History, Research, and Current Themes

"The world needed John Brown and John Brown came, and time will do him justice." Frederick Douglass (1886)

Search This Blog & Links


Thursday, November 28, 2013

Pop Culture--

Is John Brown the Next Story for Quentin Tarantino?

Michael West reports on Contactmusic.com that Quentin Tarantino is preparing a "follow-up to Django Unchained," and "almost has a script, which the prolific director has penned himself and plans to develop in 2014."  According to West, the upcoming project will be a western, which may or may not fit the Brown story, except for the Kansas episode.  "During the publicity tour for his last movie," West writes, "Tarantino spoke about making a movie about the abolitionist John Brown, treating him as mythic hero from a western standpoint."  This may be true, but it is also possible that Tarantino is looking at other projects, including an Australian cowboy film or an adaptation of an Elmore Leonard novel.

West reiterates Tarantino's enthusiastic words from a previous interview revealing his warm admiration for Brown and his desire to make a film about the abolitionist.  However, if I recall, Tarantino said he was thinking of doing this somewhat further in the future, perhaps in his later years, and might even consider playing the role of Brown himself.  It may be that the recent appearance of books and the latest accomplishment of the award-winning novelist James McBride has caused Tarantino to move the John Brown project to the front burner.

It remains to be seen whose John Brown film makes it to the screen first.
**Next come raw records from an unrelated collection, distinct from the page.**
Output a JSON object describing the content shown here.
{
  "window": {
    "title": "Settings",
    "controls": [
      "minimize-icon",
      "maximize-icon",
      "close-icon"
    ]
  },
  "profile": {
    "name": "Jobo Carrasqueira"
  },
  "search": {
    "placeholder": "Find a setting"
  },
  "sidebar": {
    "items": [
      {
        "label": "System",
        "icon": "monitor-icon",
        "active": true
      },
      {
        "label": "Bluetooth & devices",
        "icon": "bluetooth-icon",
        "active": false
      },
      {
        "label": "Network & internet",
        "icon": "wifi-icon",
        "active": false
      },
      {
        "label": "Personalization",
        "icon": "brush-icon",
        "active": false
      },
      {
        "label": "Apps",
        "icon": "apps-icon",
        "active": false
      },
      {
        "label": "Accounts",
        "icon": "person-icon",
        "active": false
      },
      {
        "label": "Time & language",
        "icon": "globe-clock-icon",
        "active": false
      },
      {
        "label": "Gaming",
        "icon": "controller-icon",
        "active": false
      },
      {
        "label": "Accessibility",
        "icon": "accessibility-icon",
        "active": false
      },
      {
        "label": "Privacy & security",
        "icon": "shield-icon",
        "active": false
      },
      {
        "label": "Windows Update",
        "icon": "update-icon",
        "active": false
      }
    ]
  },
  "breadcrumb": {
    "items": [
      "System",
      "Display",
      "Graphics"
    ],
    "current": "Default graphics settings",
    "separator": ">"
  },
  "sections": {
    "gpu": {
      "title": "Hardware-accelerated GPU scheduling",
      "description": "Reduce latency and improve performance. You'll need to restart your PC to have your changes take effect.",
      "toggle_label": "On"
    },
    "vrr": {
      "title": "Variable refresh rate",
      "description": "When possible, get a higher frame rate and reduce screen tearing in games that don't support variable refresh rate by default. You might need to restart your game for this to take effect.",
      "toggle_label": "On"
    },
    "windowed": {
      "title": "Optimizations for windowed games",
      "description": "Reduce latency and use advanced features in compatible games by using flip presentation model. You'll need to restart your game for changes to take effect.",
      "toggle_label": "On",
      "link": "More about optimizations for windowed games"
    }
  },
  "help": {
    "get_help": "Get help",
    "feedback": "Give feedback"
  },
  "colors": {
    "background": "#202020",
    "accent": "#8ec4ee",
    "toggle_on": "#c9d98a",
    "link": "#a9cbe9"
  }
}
There is no lack of talk on the subject, but it is hardly worth holding one's breath at this point.

Source: Michael West, "Is Quentin Tarantino's Movie About Abolitionist John Brown?" Contactmusic.com, 28 Nov. 2013

James McBride Wins National Book Award for His John Brown Novel

James McBride's The Good Lord Bird, which imagines a teenage slave joining abolitionist John Brown's 1859 raid on Harpers Ferry, won the National Book Award for fiction Wednesday night.  The judges praised McBride for "a voice as comic and original as any we have heard since Mark Twain."

McBride, 56, who hadn't prepared an acceptance speech because he didn't expect to win against the likes of Thomas Pynchon, Jhumpa Lahiri and George Saunders, said, "They are fine writers. But it sure is nice to be here."

Source: Excerpted from Bob Minzesheimer, "James McBride wins National Book Award for fiction," USA Today, 21 Nov. 2013

No comments: